Chicago has a problem. It is not a new problem, but as of late it has been more apparent. For a city whose motto could just as well be Daniel Burnham’s “Make no little plans…” Chicago makes very few large plans. As a result, the city seems unable to realize any plans at all.
At the time of printing, Chicago is about to lose the George Lucas Museum of Narrative Arts (LMNA) to the West Coast. Aside from the conversation of putting private institutions in our public parks (NB: All of the lakefront museums are private), the entire fiasco has brought up a slew of other issues, ones that should make everyone who cares about the built environment take pause. The first is what initially set the downward spiral of the LMNA into motion: The use of the lakefront. The discussion of this one building has all too clearly highlighted the fact that we don’t talk seriously about the lakefront as the resource it actually is: A resource that was made by and for the people of Chicago. For whatever reason, a fundamentalism has arisen that the lakefront should freeze at the shape, function, and character of an artificial line reached a century ago. So often in this argument Burnham is evoked, as if he would somehow be pleased that only a small portion of his plan is complete.

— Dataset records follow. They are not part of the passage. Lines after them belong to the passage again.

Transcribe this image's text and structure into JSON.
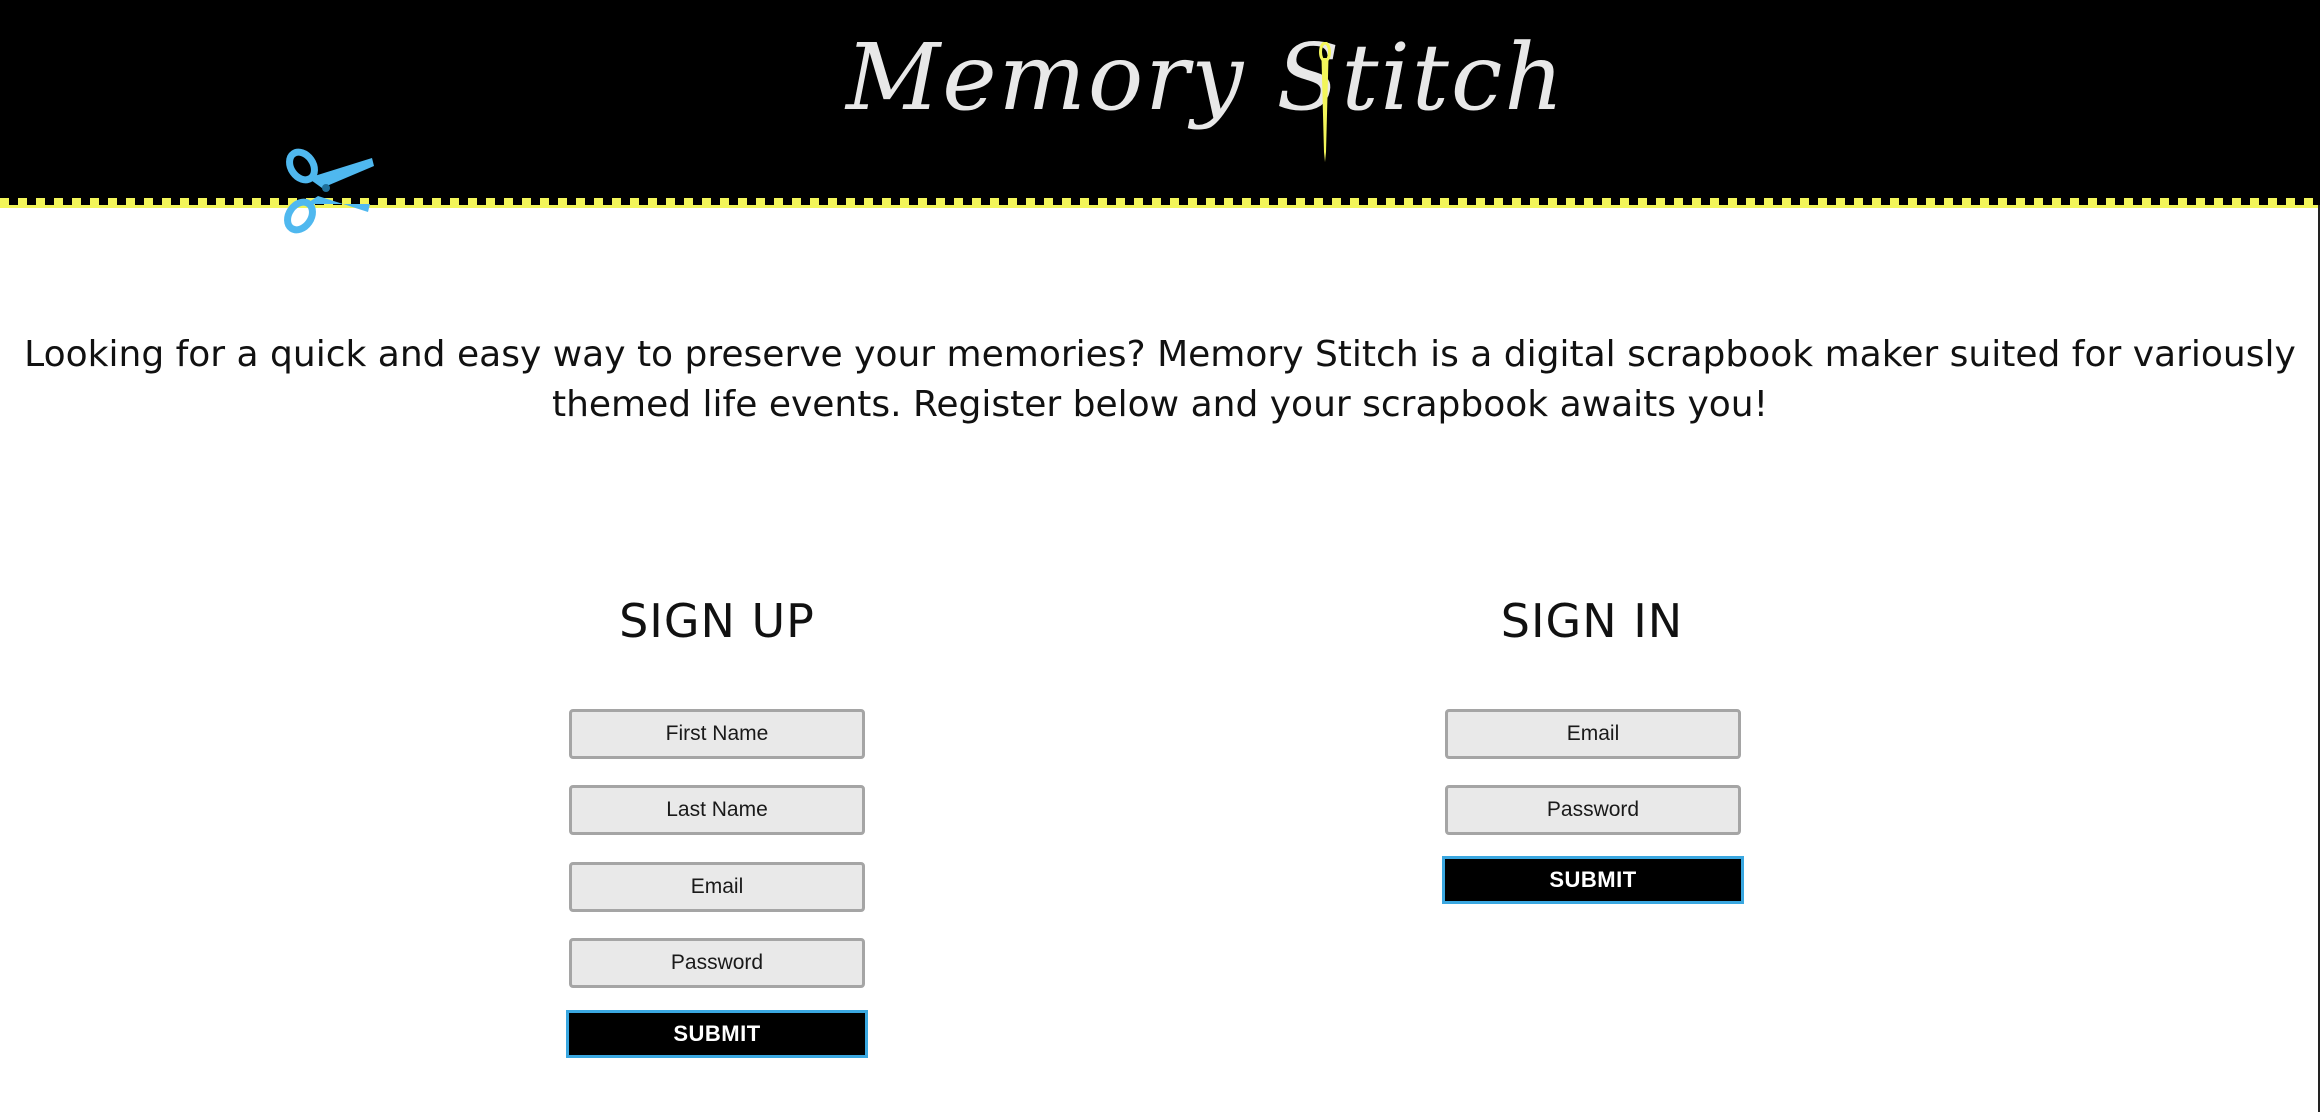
{
  "header": {
    "logo_text": "Memory Stitch",
    "colors": {
      "background": "#000000",
      "stitch": "#f2f55a",
      "scissors": "#4fb8ef",
      "needle": "#f2f55a"
    },
    "icons": [
      "scissors-icon",
      "needle-icon"
    ]
  },
  "intro": {
    "text": "Looking for a quick and easy way to preserve your memories? Memory Stitch is a digital scrapbook maker suited for variously themed life events. Register below and your scrapbook awaits you!"
  },
  "signup": {
    "title": "SIGN UP",
    "first_name_placeholder": "First Name",
    "last_name_placeholder": "Last Name",
    "email_placeholder": "Email",
    "password_placeholder": "Password",
    "submit_label": "SUBMIT"
  },
  "signin": {
    "title": "SIGN IN",
    "email_placeholder": "Email",
    "password_placeholder": "Password",
    "submit_label": "SUBMIT"
  },
  "colors": {
    "button_bg": "#000000",
    "button_border": "#3aa7e0",
    "input_bg": "#e9e9e9",
    "input_border": "#a5a5a5"
  }
}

The next problem highlighted by this calamity is the city’s apparent willingness to throw away what we have. Chicago has a long history of tearing down the great buildings, buildings that remind us of when it actually was a place that made big ambitious plans. After the loss of Prentice Women’s Hospital, one would think that other eccentric icons would be given some sort of respite. It is more than shortsighted to think that McCormick Place and, for that matter, the Thompson Center are not architecturally significant and worth saving. No one would argue against rethinking and refurbishing, but Chicago would not be better without them. Rather, the city would be losing two of its most unique interior gathering spaces.

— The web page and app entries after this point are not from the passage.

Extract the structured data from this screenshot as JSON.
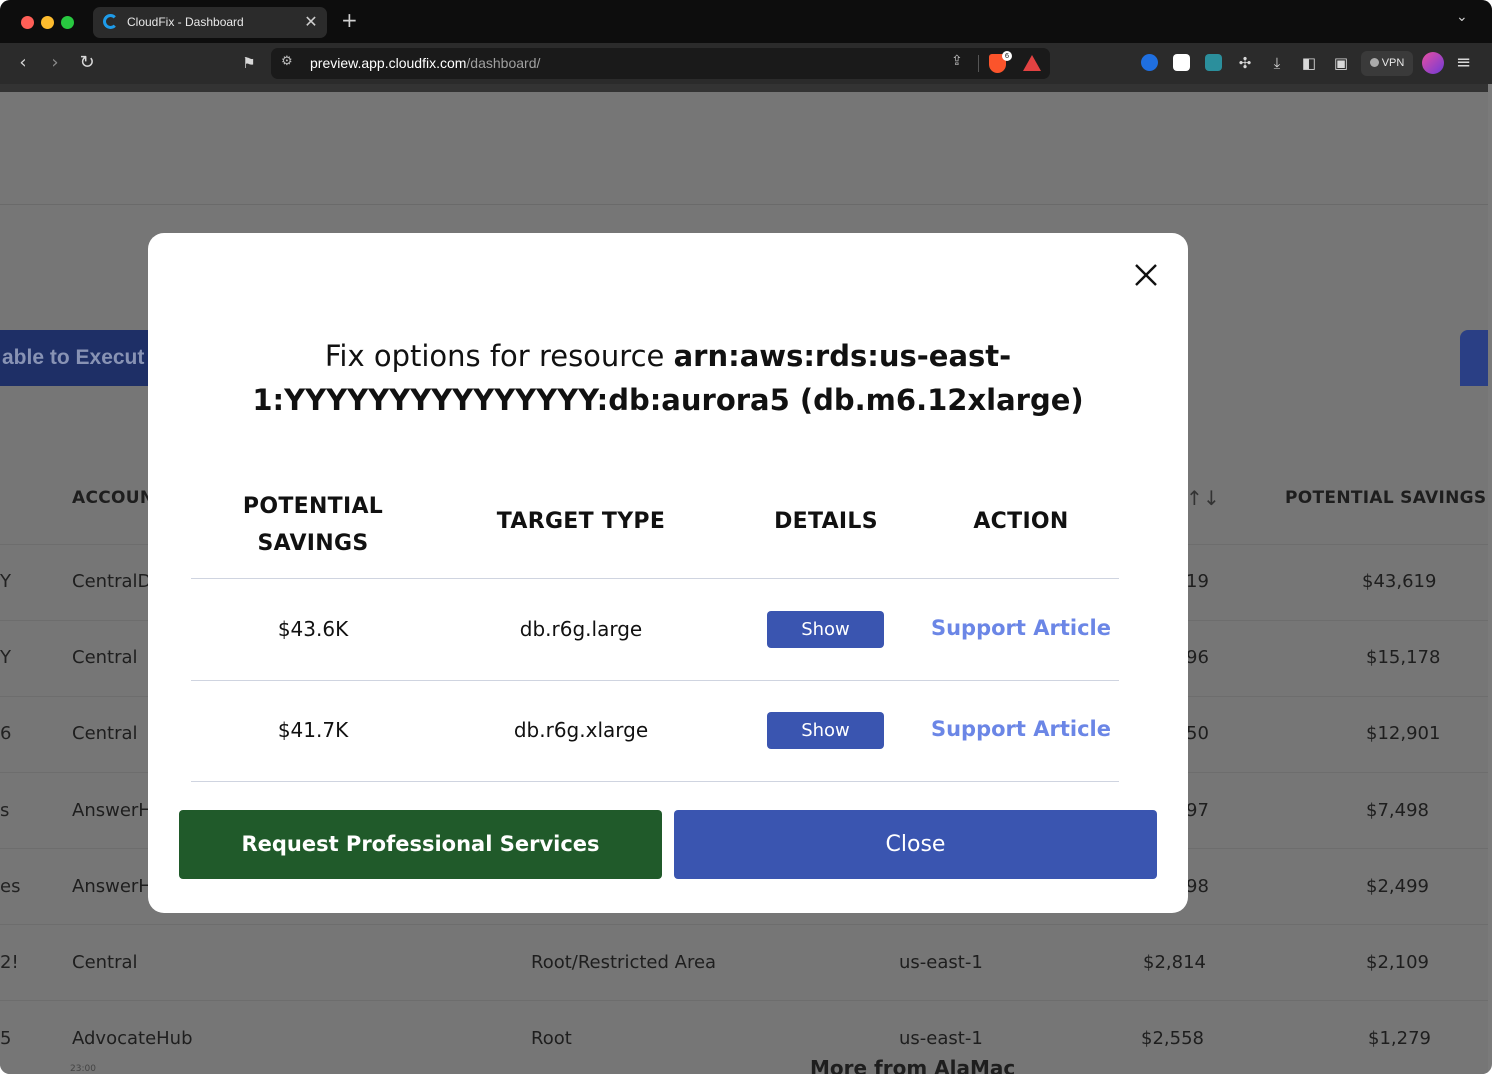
{
  "browser": {
    "tab_title": "CloudFix - Dashboard",
    "tab_close": "✕",
    "new_tab": "+",
    "url_host": "preview.app.cloudfix.com",
    "url_path": "/dashboard/",
    "brave_badge": "6",
    "vpn_label": "VPN"
  },
  "background": {
    "banner_fragment": "able to Execut",
    "headers": {
      "account": "ACCOUN",
      "sort_arrows": "↑↓",
      "potential_savings": "POTENTIAL SAVINGS ↑"
    },
    "rows": [
      {
        "lead": "Y",
        "account": "CentralD",
        "mid": "",
        "region": "",
        "cost": "19",
        "savings": "$43,619"
      },
      {
        "lead": "Y",
        "account": "Central",
        "mid": "",
        "region": "",
        "cost": "96",
        "savings": "$15,178"
      },
      {
        "lead": "6",
        "account": "Central",
        "mid": "",
        "region": "",
        "cost": "50",
        "savings": "$12,901"
      },
      {
        "lead": "s",
        "account": "AnswerH",
        "mid": "",
        "region": "",
        "cost": "97",
        "savings": "$7,498"
      },
      {
        "lead": "es",
        "account": "AnswerH",
        "mid": "",
        "region": "",
        "cost": "98",
        "savings": "$2,499"
      },
      {
        "lead": "2!",
        "account": "Central",
        "mid": "Root/Restricted Area",
        "region": "us-east-1",
        "cost": "$2,814",
        "savings": "$2,109"
      },
      {
        "lead": "5",
        "account": "AdvocateHub",
        "mid": "Root",
        "region": "us-east-1",
        "cost": "$2,558",
        "savings": "$1,279"
      }
    ],
    "bottom_fragment": "More from AlaMac",
    "bottom_small": "23:00"
  },
  "modal": {
    "title_prefix": "Fix options for resource ",
    "title_line1_bold": "arn:aws:rds:us-east-",
    "title_line2_bold": "1:YYYYYYYYYYYYYYY:db:aurora5 (db.m6.12xlarge)",
    "columns": {
      "savings_line1": "POTENTIAL",
      "savings_line2": "SAVINGS",
      "target": "TARGET TYPE",
      "details": "DETAILS",
      "action": "ACTION"
    },
    "rows": [
      {
        "savings": "$43.6K",
        "target": "db.r6g.large",
        "details_button": "Show",
        "action_link": "Support Article"
      },
      {
        "savings": "$41.7K",
        "target": "db.r6g.xlarge",
        "details_button": "Show",
        "action_link": "Support Article"
      }
    ],
    "request_button": "Request Professional Services",
    "close_button": "Close"
  }
}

Both the protection of the shoreline and the short-term economy of the city are important, but architects understand the larger implications of the built environment. “Make no little plans” resonates with Chicagoans because they can see it every day: The city has been defined by big risks and major projects. Now that same level of ambition can be directed at the betterment of the city for all: While protecting those spaces that make Chicago so unique, architects can also envision new spaces that inspire.
Architects can’t leave the grand plans to politicians. No one is more qualified or willing to imagine a better city than an architect—but you’re going to have to fight for it.